Advanced Imaging Solutions for Shrinking the k1 Gap, by Dr. Stephen Renwick, principal engineer, Nikon Precision

There’s still room in 193i for improvement, according to Steve Renwick of Nikon, and ArF will be stretched to cover the needs of upcoming nodes. The reduction in k1 is the best place to start, and Dr. Renwick illustrated the Nikon approach of having a “scanner file” that contains information specific to the scanner model being integrated into the mask design steps, thus using the best features of the tool model to increase CD uniformity and accuracy. The next step is to have such a file per individual scanner machine, thus taking the level of specificity up to the machine and allowing for optimization per scanner. This source and mask optimization can be combined with additional tuning using infrared sources to create mask that will allow for 193i to support nodes for the foreseeable near term, according to Renwick. After that, it will be EUV, and starting the industry-wide learning and optimization curve all over again.

Double Patterning, by Matt Colburn, manager, Advanced Lithography IBM

Mr. Colburn explained in detail the use of double-patterning to create features smaller than the wavelength of the light source. The development of this approach has given us the double-exposure, double-etch approach and the double-exposure, single-etch approach, each with strengths and weaknesses. The “Pitch-Split Double Exposure” approach, where multiple exposures are combined, offers much promise but requires extremely tight overlay control; this is a reasonable approach for the short term.
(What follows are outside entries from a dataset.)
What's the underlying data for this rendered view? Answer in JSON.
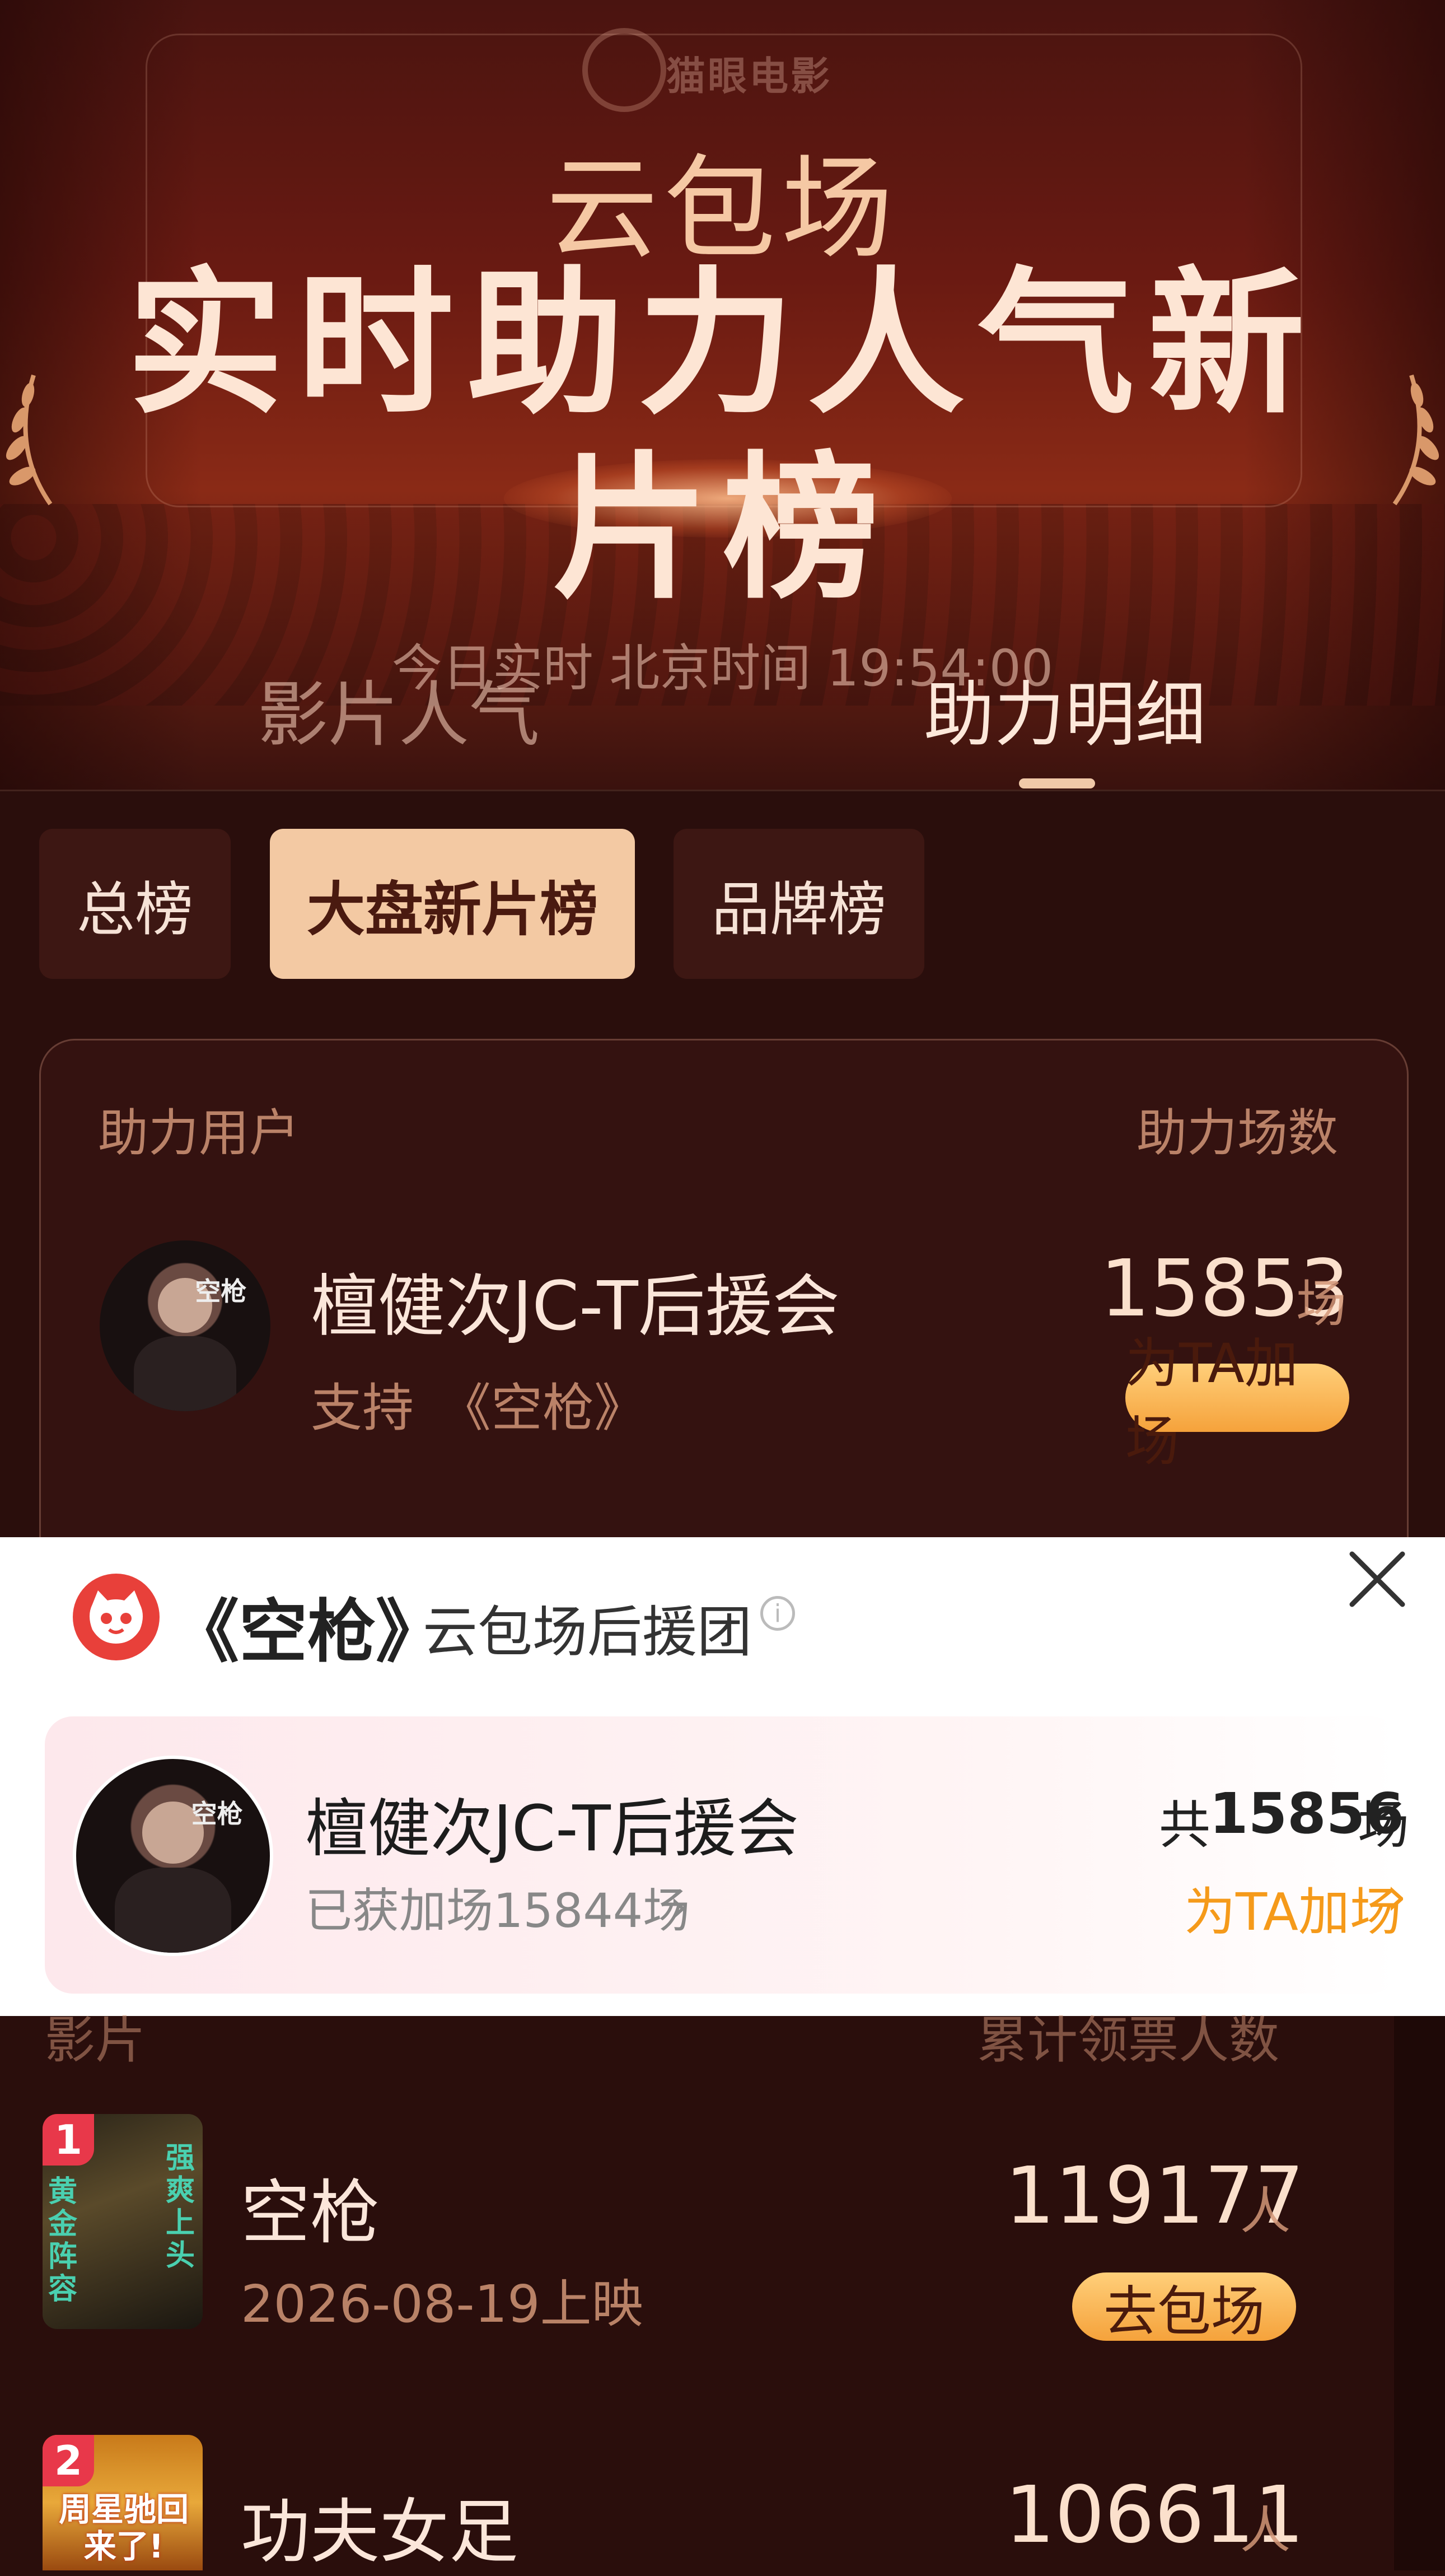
{
  "header": {
    "brand": "猫眼电影",
    "subtitle": "云包场",
    "title": "实时助力人气新片榜",
    "realtime": "今日实时 北京时间 19:54:00"
  },
  "tabs": [
    {
      "label": "影片人气",
      "active": false
    },
    {
      "label": "助力明细",
      "active": true
    }
  ],
  "chips": [
    {
      "label": "总榜",
      "active": false
    },
    {
      "label": "大盘新片榜",
      "active": true
    },
    {
      "label": "品牌榜",
      "active": false
    }
  ],
  "support_panel": {
    "col_user": "助力用户",
    "col_count": "助力场数",
    "top_user": {
      "name": "檀健次JC-T后援会",
      "support_prefix": "支持",
      "support_film": "《空枪》",
      "count": "15853",
      "unit": "场",
      "action": "为TA加场"
    }
  },
  "popup": {
    "film": "《空枪》",
    "group": "云包场后援团",
    "info_icon": "info-icon",
    "close_icon": "close-icon",
    "card": {
      "avatar_text": "空枪",
      "name": "檀健次JC-T后援会",
      "gained": "已获加场15844场",
      "total_prefix": "共",
      "total": "15856",
      "total_unit": "场",
      "action": "为TA加场"
    }
  },
  "film_list": {
    "col_film": "影片",
    "col_count": "累计领票人数",
    "items": [
      {
        "rank": "1",
        "title": "空枪",
        "release": "2026-08-19上映",
        "count": "119177",
        "unit": "人",
        "action": "去包场",
        "poster_text_a": "黄金阵容",
        "poster_text_b": "强爽上头"
      },
      {
        "rank": "2",
        "title": "功夫女足",
        "count": "106611",
        "unit": "人",
        "poster_text_a": "周星驰回来了!"
      }
    ]
  },
  "colors": {
    "accent": "#f3c9a3",
    "pill": "#f5a23b",
    "orange_text": "#f59a1a",
    "rank_badge": "#e8384a"
  }
}
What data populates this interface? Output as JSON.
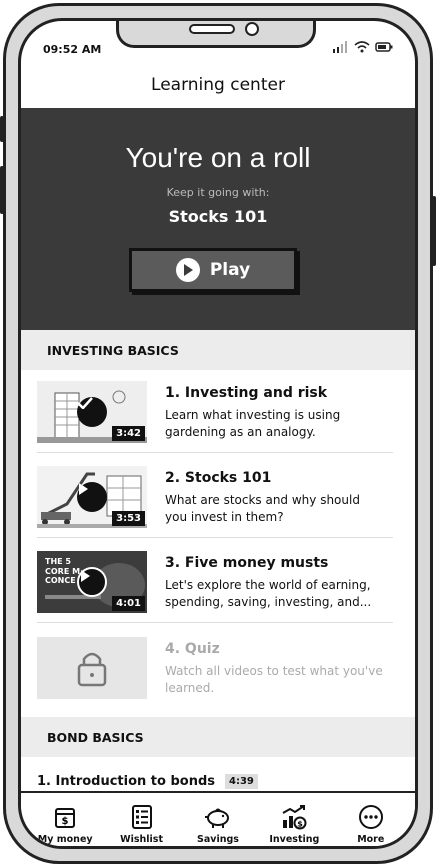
{
  "status_bar": {
    "time": "09:52 AM"
  },
  "header": {
    "title": "Learning center"
  },
  "hero": {
    "title": "You're on a roll",
    "subtitle": "Keep it going with:",
    "course": "Stocks 101",
    "play_label": "Play"
  },
  "sections": [
    {
      "title": "INVESTING BASICS",
      "items": [
        {
          "title": "1. Investing and risk",
          "desc": "Learn what investing is using gardening as an analogy.",
          "duration": "3:42",
          "status_icon": "check-icon"
        },
        {
          "title": "2. Stocks 101",
          "desc": "What are stocks and why should you invest in them?",
          "duration": "3:53",
          "status_icon": "play-icon"
        },
        {
          "title": "3. Five money musts",
          "desc": "Let's explore the world of earning, spending, saving, investing, and...",
          "duration": "4:01",
          "status_icon": "play-icon"
        },
        {
          "title": "4. Quiz",
          "desc": "Watch all videos to test what you've learned.",
          "status_icon": "lock-icon"
        }
      ]
    },
    {
      "title": "BOND BASICS",
      "items": [
        {
          "title": "1. Introduction to bonds",
          "duration": "4:39"
        }
      ]
    }
  ],
  "bottom_nav": [
    {
      "label": "My money",
      "icon": "wallet-dollar-icon"
    },
    {
      "label": "Wishlist",
      "icon": "checklist-icon"
    },
    {
      "label": "Savings",
      "icon": "piggy-bank-icon"
    },
    {
      "label": "Investing",
      "icon": "growth-chart-icon"
    },
    {
      "label": "More",
      "icon": "more-dots-icon"
    }
  ],
  "thumb_texts": {
    "third_thumb_text": "THE 5 CORE M CONCE"
  }
}
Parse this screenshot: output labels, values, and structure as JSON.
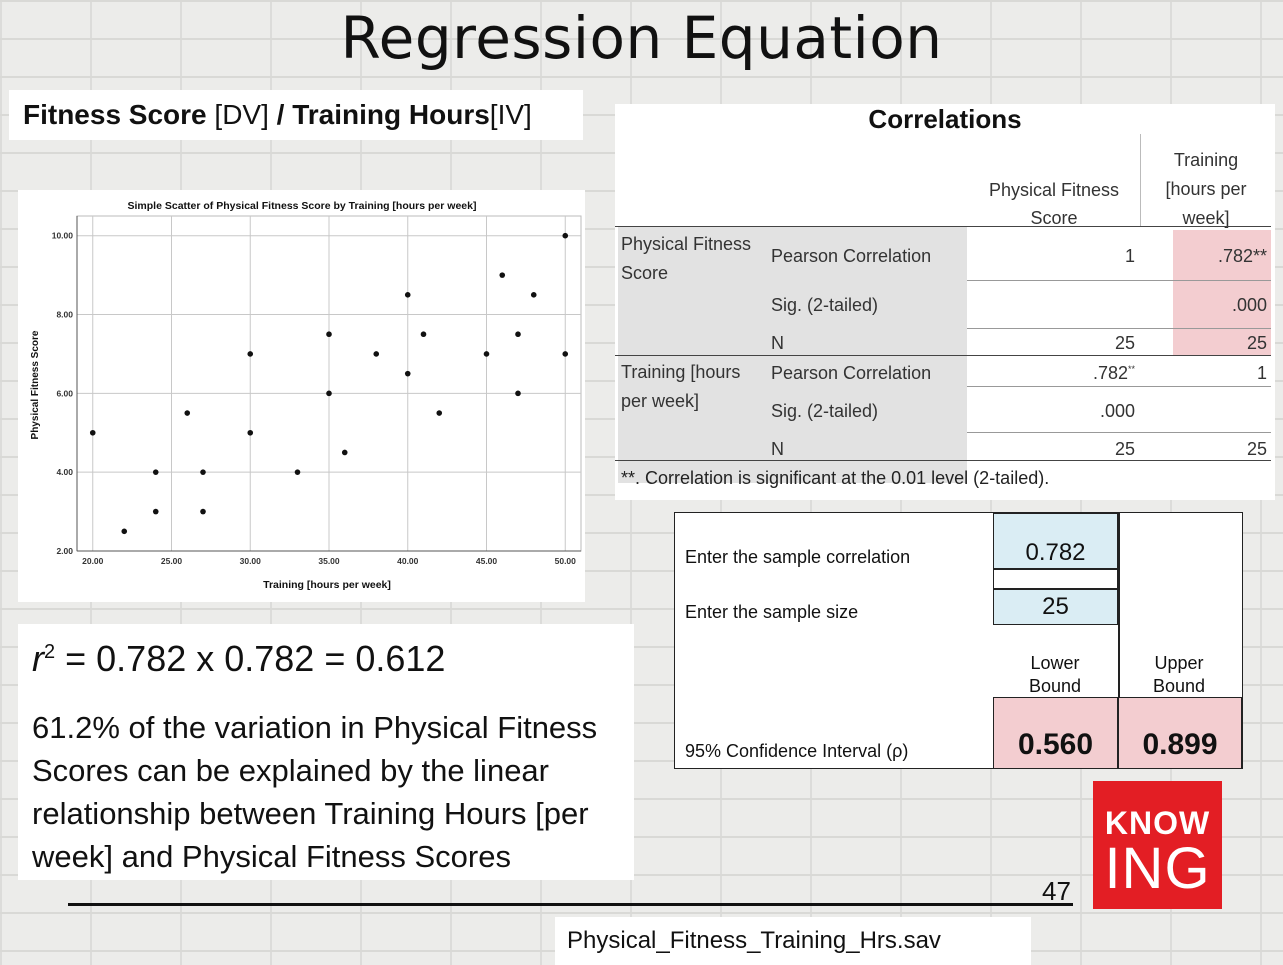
{
  "slide": {
    "title": "Regression Equation",
    "page_number": "47",
    "filename": "Physical_Fitness_Training_Hrs.sav"
  },
  "subtitle": {
    "part1_bold": "Fitness Score",
    "part2": " [DV] ",
    "part3_bold": "/ Training Hours",
    "part4": "[IV]"
  },
  "chart_data": {
    "type": "scatter",
    "title": "Simple Scatter of Physical Fitness Score by Training [hours per week]",
    "xlabel": "Training [hours per week]",
    "ylabel": "Physical Fitness Score",
    "xlim": [
      19,
      51
    ],
    "ylim": [
      2,
      10.5
    ],
    "x_ticks": [
      20,
      25,
      30,
      35,
      40,
      45,
      50
    ],
    "x_tick_labels": [
      "20.00",
      "25.00",
      "30.00",
      "35.00",
      "40.00",
      "45.00",
      "50.00"
    ],
    "y_ticks": [
      2,
      4,
      6,
      8,
      10
    ],
    "y_tick_labels": [
      "2.00",
      "4.00",
      "6.00",
      "8.00",
      "10.00"
    ],
    "grid": true,
    "points": [
      [
        20,
        5
      ],
      [
        22,
        2.5
      ],
      [
        24,
        4
      ],
      [
        24,
        3
      ],
      [
        26,
        5.5
      ],
      [
        27,
        4
      ],
      [
        27,
        3
      ],
      [
        30,
        7
      ],
      [
        30,
        5
      ],
      [
        33,
        4
      ],
      [
        35,
        7.5
      ],
      [
        35,
        6
      ],
      [
        36,
        4.5
      ],
      [
        38,
        7
      ],
      [
        40,
        8.5
      ],
      [
        40,
        6.5
      ],
      [
        41,
        7.5
      ],
      [
        42,
        5.5
      ],
      [
        45,
        7
      ],
      [
        46,
        9
      ],
      [
        47,
        7.5
      ],
      [
        47,
        6
      ],
      [
        48,
        8.5
      ],
      [
        50,
        10
      ],
      [
        50,
        7
      ]
    ]
  },
  "correlations": {
    "title": "Correlations",
    "col1": "Physical Fitness Score",
    "col2": "Training [hours per week]",
    "row1_label": "Physical Fitness Score",
    "row2_label": "Training [hours per week]",
    "stat_pearson": "Pearson Correlation",
    "stat_sig": "Sig. (2-tailed)",
    "stat_n": "N",
    "r1_pearson_c1": "1",
    "r1_pearson_c2": ".782**",
    "r1_sig_c2": ".000",
    "r1_n_c1": "25",
    "r1_n_c2": "25",
    "r2_pearson_c1": ".782",
    "r2_pearson_c1_sup": "**",
    "r2_pearson_c2": "1",
    "r2_sig_c1": ".000",
    "r2_n_c1": "25",
    "r2_n_c2": "25",
    "footnote": "**. Correlation is significant at the 0.01 level (2-tailed)."
  },
  "r_squared": {
    "r": "r",
    "sup": "2",
    "equation": " = 0.782 x 0.782 = 0.612",
    "explanation": "61.2% of the variation in Physical Fitness Scores can be explained by the linear relationship between Training Hours [per week] and Physical Fitness Scores"
  },
  "ci_calculator": {
    "label_corr": "Enter the sample correlation",
    "value_corr": "0.782",
    "label_n": "Enter the sample size",
    "value_n": "25",
    "lower_label": "Lower Bound",
    "upper_label": "Upper Bound",
    "ci_label": "95% Confidence Interval (ρ)",
    "lower_value": "0.560",
    "upper_value": "0.899"
  },
  "logo": {
    "line1": "KNOW",
    "line2": "ING"
  },
  "colors": {
    "highlight_pink": "#f3cdd0",
    "input_blue": "#daedf4",
    "logo_red": "#e31e24"
  }
}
Colburn also noted that the drop in defectivity for these double-patterning and double-resist systems must exceed the drop for single-patterning systems, because the extra process steps are already a process throughput inhibitor.

Metrology Challenges, by Venkat Nagaswami, director, Patterning Technology, KLA-Tencor

Measuring the patterns created by double-patterning systems, and checking the uniformity of those patterns, is going to be difficult. The innovative process technology and new generation lithography techniques described offer considerable metrology challenges for the industry.

Double-patterning lithography creates CD uniformity and overlay issues, and not just in two dimensions. Wafer flatness and warping become even more critical with such small feature sizes. But, according to Ragaswami, required CD and overlay budgets can be achieved with carefully controlled parameters; among these are wafer flatness and wafer shape, mask pattern placement error, in-die metrology, and high-order overlay sampling. Solutions do exist today, but they are not inexpensive.

EUV Lithography: Ready for Manufacturing? By Bruno La Fontaine, fellow, Lithography, GLOBALFOUNDRIES

Is EUV ready for HVM? Dr. La Fontaine answered that question simply – No.

After going through an in-depth examination of the major issues around EUV, Dr. La Fontaine offered the conclusion that EUV lithography is a strong candidate for high-volume CMOS manufacturing. In pilot line and lab environments, the capabilities of EUV lithography have been well-established. The basic integration of EUV into a semiconductor manufacturing fabrication flow has been established. And fortunately, the initial cost targets for throughput, scanner price and mask price are within reach. However, “Timing is everything,” and the industry needs pilot line tools ready before 2012 to begin the learning and optimization necessary for HVM. In conclusion, said Dr. La Fontaine, the earliest possible insertion for high-volume production ramp is around the 2013 to 2014 timeframe – just slightly later than the industry expects it today.

EUV Readiness: An Infrastructure-Based Perspective, by Bryan Rice, director, Lithography, SEMATECH / Intel

After extensive industry analysis, the inescapable conclusion is that EUV’s key infrastructure gaps are in the area of mask metrology. Dr. Bryan Rice of Intel, on loan to SEMATECH, explained SEMATECH’s EUV mask infrastructure strategy. The plan is to commit most of SEMATECH’s lithography budget to mask infrastructure over the next four years, to obtain support from various partners (public and private) to continue research and development, and to coordinate the industry’s efforts to meet the critical needs for both EUV pilot line readiness (bridge tools) in 2011 and production (commercial tools) in 2013.

August 3, 2009